You walk into the Wall Street offices of Bydder Financial, which are beautifully appointed but otherwise nondescript. A friendly blond lady meets you at the front desk and eventually takes you and your fellow recruits into a conference room, where she explains that you are now Bydder for life. All, she tells you, will become clear in time. Expect phone calls and text messages to guide the way. She sees you out.
Soon, your phone rings. It’s a recorded message from Bydder with some instructions. When you’ve followed them and solved the puzzle they present, you send back a text message. Minutes later, your phone rings again. This time, the number and the voice are different. Bydder Financial, the new voice warns, is not what it seems.
A Twilio-Powered Alternate Reality Game
This is not your job hunting scenario from hell. No, this is Red Cloud Rising, a Twilio-powered alternate reality game from Gyda Arber. Alternate reality games (ARGs) are games that add a fantasy/gaming layer to the real world. You don’t play them in front of a screen. You go out into the real world, go to real places and engage with real people to solve puzzles.
The last time Arber, actress, director and theaterperson extraordinaire, staged an ARG, she used Zunes to deliver instructions and messages to the gamers. That one was called “Suspicious Package” and spawned two sequels. This time, she used Twilio. In fact, she says, she doesn’t think Red Cloud Rising would have been possible without it.

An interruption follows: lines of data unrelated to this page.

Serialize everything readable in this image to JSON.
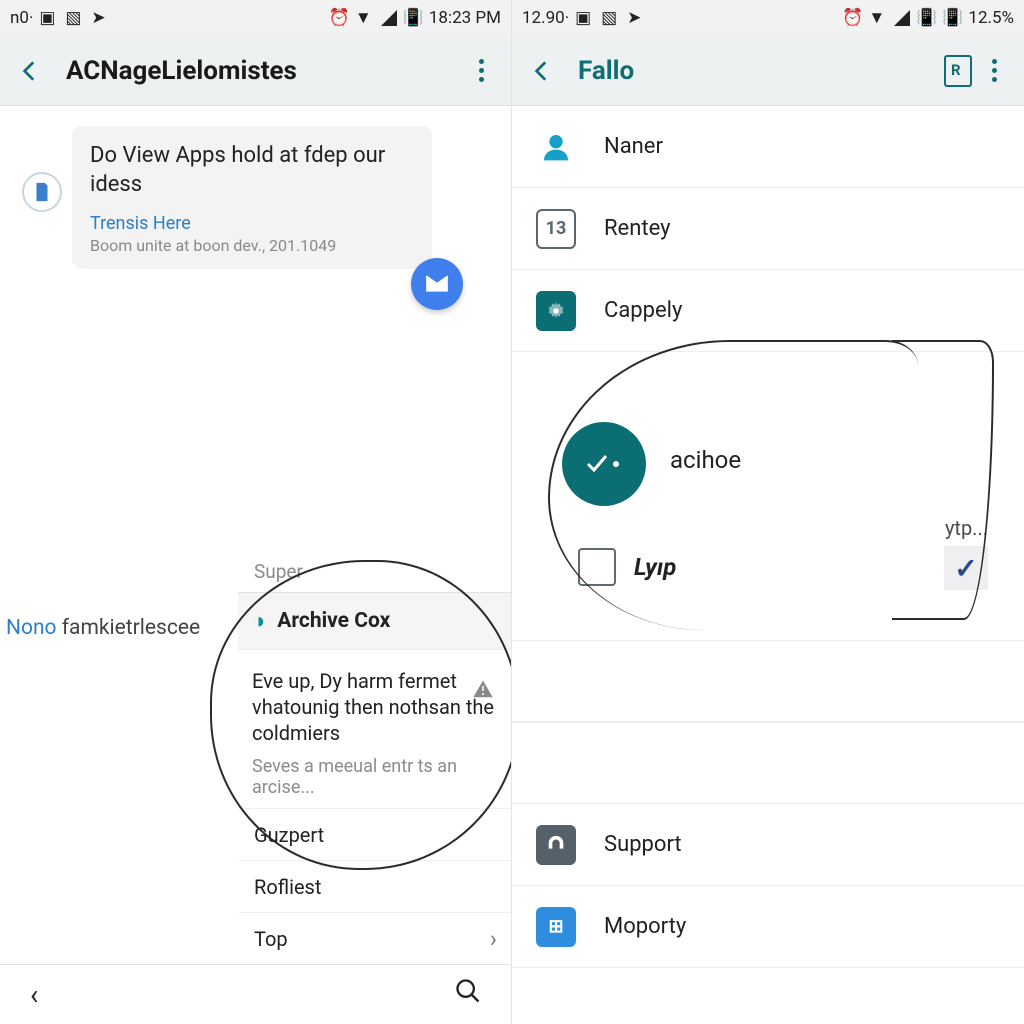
{
  "left": {
    "statusbar": {
      "left_text": "n0·",
      "time": "18:23 PM"
    },
    "appbar": {
      "title": "ACNageLielomistes"
    },
    "message": {
      "text": "Do View Apps hold at fdep our idess",
      "sub_title": "Trensis Here",
      "sub_meta": "Boom unite at boon dev., 201.1049"
    },
    "super_label": "Super",
    "nono_prefix": "Nono ",
    "nono_rest": "famkietrlescee",
    "panel": {
      "header": "Archive Cox",
      "body_line1": "Eve up, Dy harm fermet vhatounig then nothsan the coldmiers",
      "body_line2": "Seves a meeual entr ts an arcise...",
      "items": [
        "Guzpert",
        "Rofliest",
        "Top"
      ]
    }
  },
  "right": {
    "statusbar": {
      "left_text": "12.90·",
      "battery": "12.5%"
    },
    "appbar": {
      "title": "Fallo"
    },
    "list": [
      {
        "label": "Naner",
        "icon": "person"
      },
      {
        "label": "Rentey",
        "icon": "calendar",
        "badge": "13"
      },
      {
        "label": "Cappely",
        "icon": "gear"
      }
    ],
    "acihoe": "acihoe",
    "lyip": "Lyıp",
    "ytp": "ytp...",
    "list2": [
      {
        "label": "Support",
        "icon": "support"
      },
      {
        "label": "Moporty",
        "icon": "moporty"
      }
    ]
  }
}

When Arber conceived of Red Cloud Rising, she knew she wanted gamers to interact with two entities: Bydder Financial and the underground group, Red Cloud. She needed each to have different phone numbers, different phone voices and different communications styles. She wanted to use a combination of voice calls and SMS.
Long a denizen of the theater world, Arber knew how to handle getting actors, writing scripts and setting up real-world puzzles. She had no idea how to manage the automated voice calls and SMS messages. Then one day, she happened upon Twilio. She doesn’t remember how she found Twilio, just that the moment she saw it she thought: “This is perfect!”
Her fiancé happened to be technical enough to learn himself some basic PHP. He coded the whole Red Cloud Rising back-end on Twilio in two days.
Arber has been running Red Cloud Rising in downtown Manhattan every weekend for the last three months. 500 people have played the hour game. This weekend was the last show.
Go to the Brick Theater’s website to learn more.